Use visual cues to teach politeness and manners. This is one of those abstract concepts that we need to make CONCRETE so our children understand them.
Socially, she misses so many cues and it would be hard and honestly, dangerous for her to live on her own. She loves people, but doesn't have many friends. Not because she can't be a friend, but because it is hard to find young people her age to socialize with. She thinks she would like a boyfriend, and to be married, and have children, so we often talk about the reality of that. That is hard for her, harder for me, but she is so optimistic. She is a loving young lady, with an emotional range of 7 to 14 years old. She volunteers at a daycare at a local community college, can take the handicapped van around town, if she wants. She is thinking of volunteering at the Humane Society. She would love to have a service dog and has a notebook on the subject, but has gotten discouraged because she does realize it is expensive.
HOW OUR KIDS LEARN BEST:
He learns more from observation, at his own pace, than being forced through teaching, when it comes to social skills. He's learned more from you-tube about Autism since he's been out of school than he ever got taught in high school....he asks me non- stop questions about it....
Giselle also learns more by watching other people. I don't stress over the small stuff but would go to hell and back to fight for what she needs. For someone who needs routine and 'sameness' she is so unpredictable with her responses. My 'Mary Poppins' bag of tricks always comes in useful.

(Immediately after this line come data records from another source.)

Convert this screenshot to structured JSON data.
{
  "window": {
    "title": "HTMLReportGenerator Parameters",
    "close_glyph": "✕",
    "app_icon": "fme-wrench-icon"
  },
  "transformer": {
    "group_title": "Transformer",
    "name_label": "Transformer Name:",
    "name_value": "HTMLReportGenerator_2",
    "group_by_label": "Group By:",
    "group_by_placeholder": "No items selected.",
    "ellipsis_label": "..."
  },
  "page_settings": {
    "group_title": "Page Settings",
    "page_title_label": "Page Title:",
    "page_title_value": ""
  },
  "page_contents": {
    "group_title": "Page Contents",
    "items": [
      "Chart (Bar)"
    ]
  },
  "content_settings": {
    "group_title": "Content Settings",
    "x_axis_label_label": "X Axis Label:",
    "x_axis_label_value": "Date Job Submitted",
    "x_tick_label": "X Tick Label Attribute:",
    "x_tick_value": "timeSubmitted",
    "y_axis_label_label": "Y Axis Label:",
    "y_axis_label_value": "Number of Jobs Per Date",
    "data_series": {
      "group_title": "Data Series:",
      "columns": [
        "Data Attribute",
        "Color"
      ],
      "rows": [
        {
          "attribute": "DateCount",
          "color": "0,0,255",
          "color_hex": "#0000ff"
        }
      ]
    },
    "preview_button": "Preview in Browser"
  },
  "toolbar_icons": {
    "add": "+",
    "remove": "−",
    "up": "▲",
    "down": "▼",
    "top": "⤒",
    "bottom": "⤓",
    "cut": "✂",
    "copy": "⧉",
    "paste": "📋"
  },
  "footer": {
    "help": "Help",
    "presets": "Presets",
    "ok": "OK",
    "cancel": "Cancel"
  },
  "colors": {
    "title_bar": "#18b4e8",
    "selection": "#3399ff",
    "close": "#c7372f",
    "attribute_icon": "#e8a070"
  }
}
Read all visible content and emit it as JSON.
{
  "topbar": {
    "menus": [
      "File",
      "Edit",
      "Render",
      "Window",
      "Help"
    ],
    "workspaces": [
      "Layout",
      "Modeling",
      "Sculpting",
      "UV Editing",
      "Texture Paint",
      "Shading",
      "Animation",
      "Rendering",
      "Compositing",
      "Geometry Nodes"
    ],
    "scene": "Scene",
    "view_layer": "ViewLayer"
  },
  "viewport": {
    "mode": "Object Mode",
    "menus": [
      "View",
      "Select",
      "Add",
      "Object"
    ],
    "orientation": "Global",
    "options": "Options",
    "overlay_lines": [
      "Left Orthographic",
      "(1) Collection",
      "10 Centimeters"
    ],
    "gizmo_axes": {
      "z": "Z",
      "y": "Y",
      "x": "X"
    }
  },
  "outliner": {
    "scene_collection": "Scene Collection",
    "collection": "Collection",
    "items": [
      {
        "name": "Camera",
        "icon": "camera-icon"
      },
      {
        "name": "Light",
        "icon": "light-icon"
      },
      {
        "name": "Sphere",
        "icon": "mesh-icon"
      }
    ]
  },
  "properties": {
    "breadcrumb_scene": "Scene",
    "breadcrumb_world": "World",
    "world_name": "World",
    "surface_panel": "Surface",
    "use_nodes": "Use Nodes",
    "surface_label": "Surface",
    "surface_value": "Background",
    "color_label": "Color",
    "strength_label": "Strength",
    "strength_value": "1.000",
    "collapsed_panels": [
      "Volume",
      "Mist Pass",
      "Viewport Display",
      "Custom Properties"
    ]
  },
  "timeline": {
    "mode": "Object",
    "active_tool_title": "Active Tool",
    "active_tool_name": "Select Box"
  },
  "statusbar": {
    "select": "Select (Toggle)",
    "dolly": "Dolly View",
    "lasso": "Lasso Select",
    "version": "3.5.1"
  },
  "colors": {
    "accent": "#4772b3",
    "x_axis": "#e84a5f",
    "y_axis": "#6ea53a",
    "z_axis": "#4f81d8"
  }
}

Lots of distraction techniques work well most of the time. Colourful.....yes that the word. Our life with Giselle is colourful!!!